9. The other method of valuation was by reference to the sale deeds as discussed by the learned Subordinate Judge in his report. In the ultimate analysis of the sale deeds, it appears that he found the total valuation of the suit properties at the time of the application for leave to be Rs. 8707.20 p. The method by which he arrived at this figure was, in substance, this: He classified the lands according to their quality into Bahel -- 1.60 acres; Berna Mal and Mal Tikre 20.25 acres; and AT 6.52 acres; total 28.37 acres. He valued the Bahel lands at Rs. 800 on the basis of Exts. A and J; Berna and Mal lands at Rs. 6075 on the basis of Exts. F and J: and AT lands at Rs 1532.20 p. on the basis of Ext. J.

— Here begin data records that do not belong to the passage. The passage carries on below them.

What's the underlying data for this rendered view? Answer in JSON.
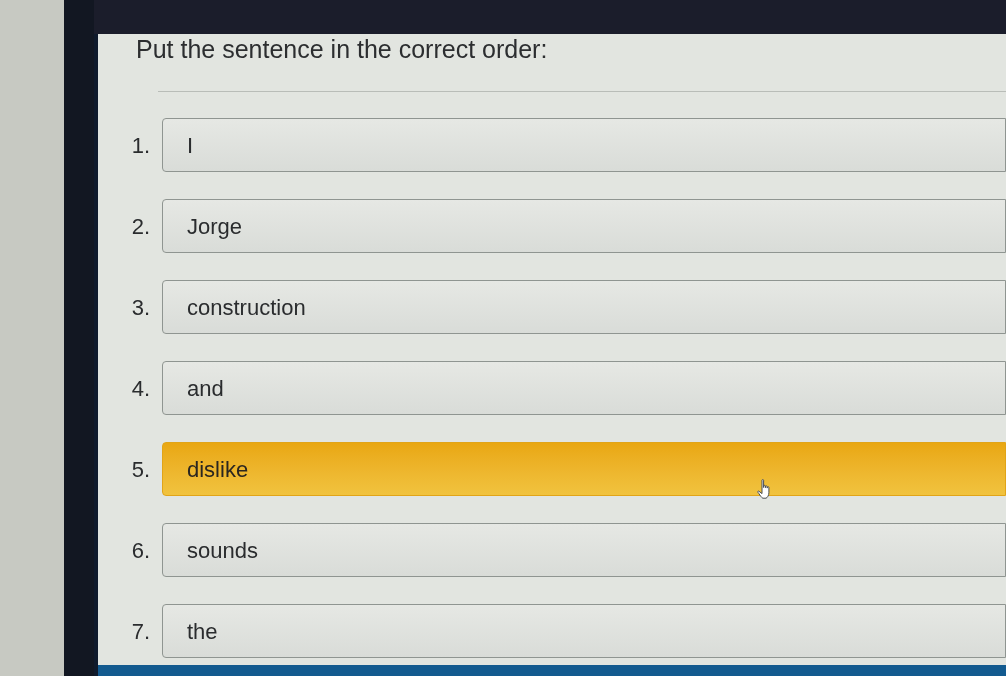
{
  "instruction": "Put the sentence in the correct order:",
  "items": [
    {
      "number": "1.",
      "word": "I",
      "selected": false
    },
    {
      "number": "2.",
      "word": "Jorge",
      "selected": false
    },
    {
      "number": "3.",
      "word": "construction",
      "selected": false
    },
    {
      "number": "4.",
      "word": "and",
      "selected": false
    },
    {
      "number": "5.",
      "word": "dislike",
      "selected": true
    },
    {
      "number": "6.",
      "word": "sounds",
      "selected": false
    },
    {
      "number": "7.",
      "word": "the",
      "selected": false
    }
  ]
}
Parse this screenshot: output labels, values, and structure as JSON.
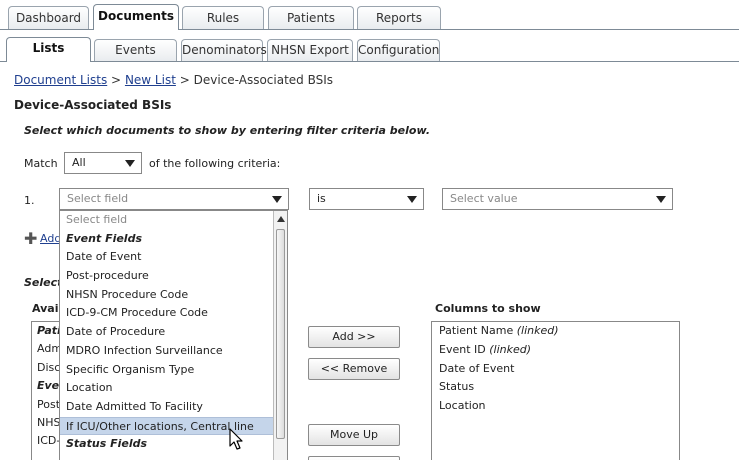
{
  "top_tabs": [
    {
      "label": "Dashboard"
    },
    {
      "label": "Documents"
    },
    {
      "label": "Rules"
    },
    {
      "label": "Patients"
    },
    {
      "label": "Reports"
    }
  ],
  "sub_tabs": [
    {
      "label": "Lists"
    },
    {
      "label": "Events"
    },
    {
      "label": "Denominators"
    },
    {
      "label": "NHSN Export"
    },
    {
      "label": "Configuration"
    }
  ],
  "breadcrumb": {
    "link1": "Document Lists",
    "sep1": ">",
    "link2": "New List",
    "sep2": ">",
    "current": "Device-Associated BSIs"
  },
  "page_title": "Device-Associated BSIs",
  "instruction": "Select which documents to show by entering filter criteria below.",
  "match": {
    "label": "Match",
    "value": "All",
    "suffix": "of the following criteria:"
  },
  "criteria": {
    "number": "1.",
    "field_placeholder": "Select field",
    "operator": "is",
    "value_placeholder": "Select value"
  },
  "dropdown_items": [
    {
      "label": "Select field",
      "kind": "hint"
    },
    {
      "label": "Event Fields",
      "kind": "group"
    },
    {
      "label": "Date of Event",
      "kind": "item"
    },
    {
      "label": "Post-procedure",
      "kind": "item"
    },
    {
      "label": "NHSN Procedure Code",
      "kind": "item"
    },
    {
      "label": "ICD-9-CM Procedure Code",
      "kind": "item"
    },
    {
      "label": "Date of Procedure",
      "kind": "item"
    },
    {
      "label": "MDRO Infection Surveillance",
      "kind": "item"
    },
    {
      "label": "Specific Organism Type",
      "kind": "item"
    },
    {
      "label": "Location",
      "kind": "item"
    },
    {
      "label": "Date Admitted To Facility",
      "kind": "item"
    },
    {
      "label": "If ICU/Other locations, Central line",
      "kind": "selected"
    },
    {
      "label": "Status Fields",
      "kind": "group"
    }
  ],
  "add_link": "Add",
  "partial_text": "Select c",
  "available": {
    "label": "Avail",
    "items": [
      {
        "label": "Patie",
        "kind": "group"
      },
      {
        "label": "Adm",
        "kind": "item"
      },
      {
        "label": "Disc",
        "kind": "item"
      },
      {
        "label": "Even",
        "kind": "group"
      },
      {
        "label": "Post",
        "kind": "item"
      },
      {
        "label": "NHS",
        "kind": "item"
      },
      {
        "label": "ICD-",
        "kind": "item"
      }
    ]
  },
  "buttons": {
    "add": "Add >>",
    "remove": "<< Remove",
    "move_up": "Move Up"
  },
  "columns": {
    "label": "Columns to show",
    "items": [
      {
        "text": "Patient Name",
        "note": "(linked)"
      },
      {
        "text": "Event ID",
        "note": "(linked)"
      },
      {
        "text": "Date of Event",
        "note": ""
      },
      {
        "text": "Status",
        "note": ""
      },
      {
        "text": "Location",
        "note": ""
      }
    ]
  }
}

The learned Subordinate Judge relied on the defendants' sale deeds in preference to the sale deed dated May 31. 1963 (Ext. 1) relied on by the plaintiffs: Ext. E dated April 12, 1958 and Ext. F dated June 18, 1960 are both nearest to the date of institution of the suit (1959) and are thus more reliable than the plaintiffs' document Ext. 1 dated May 31, 1963 for the purpose of fixing themarket value at the relevant period. ApaL from lands, there is also a house site which was valued at Rs. 300 on the basis of the evidence of the plaintiff's witness (P. W. 2) and the evidence of the defendant's witnesses as discussed in paragraph 11 of the report. Thus according to this method the total value comes to Rs. 8707.20 p.
10. Thus, adopting either method of valuation -- whether at Rs. 5100 on the basis of the valuation mentioned in the plaint, or at Rs. 8707.20 P. on the basis of the market value ascertained from the relevant sale deeds -- they both are much below the figure of Rs. 20,000 as specified in Article 133(1)(a) of the Constitution.
11. So, we are unable to hold that the amount of value of the subject-matter of the dispute in the court of first instance and still in dispute on appeal, is not less than Rs. 20,000 as specified in Article 133(1)(a) of the Constitution. Nor can we certify that the case is a fit one for appeal to the Supreme Court under Article 133(1)(c) having regard to the points involved in the suit and in the appeal.
12. In this view of the matter, the application for leave to appeal to the Supreme Court is refused. We, however, make no order as to costs of this application.
13. I agree.